“I've talked to stream walkers [who monitor salmon runs] who have been out for a month and have yet to see any bears,” he said. “There are just no bears showing up. I hear that from every stream walker on the coast.”

Mr. McAllister said it used to be easy to visit salmon streams in the Great Bear Rainforest, a large area of protected forest on the central coast, and see 20 to 30 bears a day feasting on salmon. “Now you go out there and there are zero bears. The reports are coming in from Terrace to Cape Caution … the bears are gone,” he said.

The Great Bear Rainforest is a global ecological treasure. It is home to 1,000-year-old western red cedars, trees as tall as 30-storey buildings and the rare white Kermode bear--or “Spirit” Bear. This dazzling coastal forest stretches from Bute Inlet on B.C.’s south coast to the Alaskan border to the north. Covering 6.4 million hectares, the Great Bear Rainforest represents 25 percent of the earth’s remaining ancient coastal temperate rainforests.

“And we haven't seen any cubs with mothers. That's the most alarming part of this,” Mr. McAllister said. So not only are the bears dying in their dens during hibernation; but, no cubs are being born to replace those that die. No one knows where this will go or how it will end. Or if they are, they could conceivably starve to death in the den if their mothers have died and they are unable to nurse.

Mr. McAllister said the problem is that chum salmon runs in the area have collapsed. While there are strong runs of pink salmon into rivers on the central coast, chum, which are much bigger fish that spawn later in the year, are the key food item for bears preparing for hibernation. The salmon are vital for the bears to build up their fat reserves that will carry them through the winter. Without an adequate supply of big salmon late in the year, bears do not have enough fat to survive the winter in their dens.

“The lack of salmon last fall, coupled with a long, cold winter, is what's at the root of this,” Mr. McAllister said.

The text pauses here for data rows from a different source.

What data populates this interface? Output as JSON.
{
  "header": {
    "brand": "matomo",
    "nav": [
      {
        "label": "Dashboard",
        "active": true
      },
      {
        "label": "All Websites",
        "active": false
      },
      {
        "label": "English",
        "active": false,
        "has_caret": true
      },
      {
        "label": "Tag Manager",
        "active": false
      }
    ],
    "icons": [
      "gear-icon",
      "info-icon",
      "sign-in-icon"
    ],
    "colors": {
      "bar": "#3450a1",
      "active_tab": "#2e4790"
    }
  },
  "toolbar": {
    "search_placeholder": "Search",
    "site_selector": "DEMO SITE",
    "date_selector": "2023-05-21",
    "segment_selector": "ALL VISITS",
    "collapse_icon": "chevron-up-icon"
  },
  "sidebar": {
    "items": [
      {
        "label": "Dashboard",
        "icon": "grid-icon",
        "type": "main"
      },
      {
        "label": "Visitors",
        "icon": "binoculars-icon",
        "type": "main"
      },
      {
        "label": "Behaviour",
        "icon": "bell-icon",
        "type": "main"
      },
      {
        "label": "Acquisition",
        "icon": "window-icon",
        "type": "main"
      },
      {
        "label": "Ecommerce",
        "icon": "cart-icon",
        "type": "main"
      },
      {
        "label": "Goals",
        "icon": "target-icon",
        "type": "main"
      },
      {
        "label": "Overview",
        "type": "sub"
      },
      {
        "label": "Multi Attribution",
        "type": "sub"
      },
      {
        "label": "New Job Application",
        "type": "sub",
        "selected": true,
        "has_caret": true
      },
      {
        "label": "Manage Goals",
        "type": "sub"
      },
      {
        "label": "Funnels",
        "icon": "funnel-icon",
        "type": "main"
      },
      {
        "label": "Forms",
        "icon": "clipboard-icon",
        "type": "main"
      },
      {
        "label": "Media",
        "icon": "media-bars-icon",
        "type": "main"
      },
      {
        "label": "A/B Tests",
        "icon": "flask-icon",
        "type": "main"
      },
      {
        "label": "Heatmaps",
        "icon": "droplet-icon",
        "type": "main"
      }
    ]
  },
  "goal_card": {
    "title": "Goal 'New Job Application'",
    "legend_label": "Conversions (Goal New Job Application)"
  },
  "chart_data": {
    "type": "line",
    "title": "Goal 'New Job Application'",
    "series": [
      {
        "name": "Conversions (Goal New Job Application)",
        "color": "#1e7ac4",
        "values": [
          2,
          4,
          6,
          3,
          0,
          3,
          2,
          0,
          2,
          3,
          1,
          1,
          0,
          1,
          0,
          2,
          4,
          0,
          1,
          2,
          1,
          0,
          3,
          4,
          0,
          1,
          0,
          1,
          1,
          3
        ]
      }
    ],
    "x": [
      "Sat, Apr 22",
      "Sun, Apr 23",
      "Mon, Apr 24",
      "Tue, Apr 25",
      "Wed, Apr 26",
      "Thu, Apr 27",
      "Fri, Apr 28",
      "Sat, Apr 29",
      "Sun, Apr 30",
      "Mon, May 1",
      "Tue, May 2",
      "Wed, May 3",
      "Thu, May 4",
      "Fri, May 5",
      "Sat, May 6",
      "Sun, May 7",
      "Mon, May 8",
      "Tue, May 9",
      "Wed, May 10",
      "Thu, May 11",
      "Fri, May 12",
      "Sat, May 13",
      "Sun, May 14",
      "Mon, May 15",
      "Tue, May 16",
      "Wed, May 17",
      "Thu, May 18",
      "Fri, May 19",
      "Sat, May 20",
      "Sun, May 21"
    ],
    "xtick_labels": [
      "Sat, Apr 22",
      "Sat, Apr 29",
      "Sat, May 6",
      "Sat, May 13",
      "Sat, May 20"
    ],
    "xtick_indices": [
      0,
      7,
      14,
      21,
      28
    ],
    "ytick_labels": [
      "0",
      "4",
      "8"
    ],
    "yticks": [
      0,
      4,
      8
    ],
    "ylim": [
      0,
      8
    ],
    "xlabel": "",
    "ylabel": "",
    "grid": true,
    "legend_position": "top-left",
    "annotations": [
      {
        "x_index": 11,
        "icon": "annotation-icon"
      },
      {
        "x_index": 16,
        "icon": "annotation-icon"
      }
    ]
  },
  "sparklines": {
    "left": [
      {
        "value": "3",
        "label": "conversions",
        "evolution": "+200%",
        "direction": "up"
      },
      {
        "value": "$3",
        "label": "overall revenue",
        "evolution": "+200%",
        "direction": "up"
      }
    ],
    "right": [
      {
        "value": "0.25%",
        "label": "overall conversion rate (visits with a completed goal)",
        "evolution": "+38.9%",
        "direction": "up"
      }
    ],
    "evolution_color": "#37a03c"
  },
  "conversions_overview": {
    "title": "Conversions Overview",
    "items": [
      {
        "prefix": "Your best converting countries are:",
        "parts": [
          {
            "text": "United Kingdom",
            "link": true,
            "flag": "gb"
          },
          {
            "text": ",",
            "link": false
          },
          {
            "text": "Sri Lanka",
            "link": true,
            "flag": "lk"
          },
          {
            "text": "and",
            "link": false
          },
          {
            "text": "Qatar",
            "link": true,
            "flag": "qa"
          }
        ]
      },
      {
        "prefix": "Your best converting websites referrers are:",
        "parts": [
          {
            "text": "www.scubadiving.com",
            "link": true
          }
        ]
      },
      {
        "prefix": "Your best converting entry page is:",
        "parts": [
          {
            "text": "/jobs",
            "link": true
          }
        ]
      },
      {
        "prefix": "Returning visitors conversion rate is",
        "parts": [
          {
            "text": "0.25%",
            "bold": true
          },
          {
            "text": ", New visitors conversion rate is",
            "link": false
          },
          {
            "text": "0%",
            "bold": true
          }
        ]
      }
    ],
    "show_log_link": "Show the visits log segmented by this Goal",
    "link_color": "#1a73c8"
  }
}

“River systems that in the past had 50,000 to 60,000 chum have now got 10 fish,” he said. “The chum runs have been fished out. We've seen the biological extinction of a [salmon] species, and now we're seeing the impact on bears.”

There have been calls on the government to close all chum-salmon fisheries and to cancel the fall grizzly hunt. While the hunt has always been controversial; it is felt the bears won't be able to withstand this additional onslaught in their weakened conditions. Unfortunately, the government did not listen and the hunt has started.

The worst salmon disaster this year has been on the Fraser River, on the south coast, where 10.6 million sockeye were expected, but only about 1.6 million returned.

“The collapse of the Fraser sockeye and now the north-coast chum salmon runs is leading to ecological collapse of our coast ecosystems,” said Mr. McAllister.

Via Globe and Mail

Typical salmon-catching behaviour:

1 comment:

kathi said...

Hope the river walkers are extra careful since they are 'meals on wheels' for starving bears.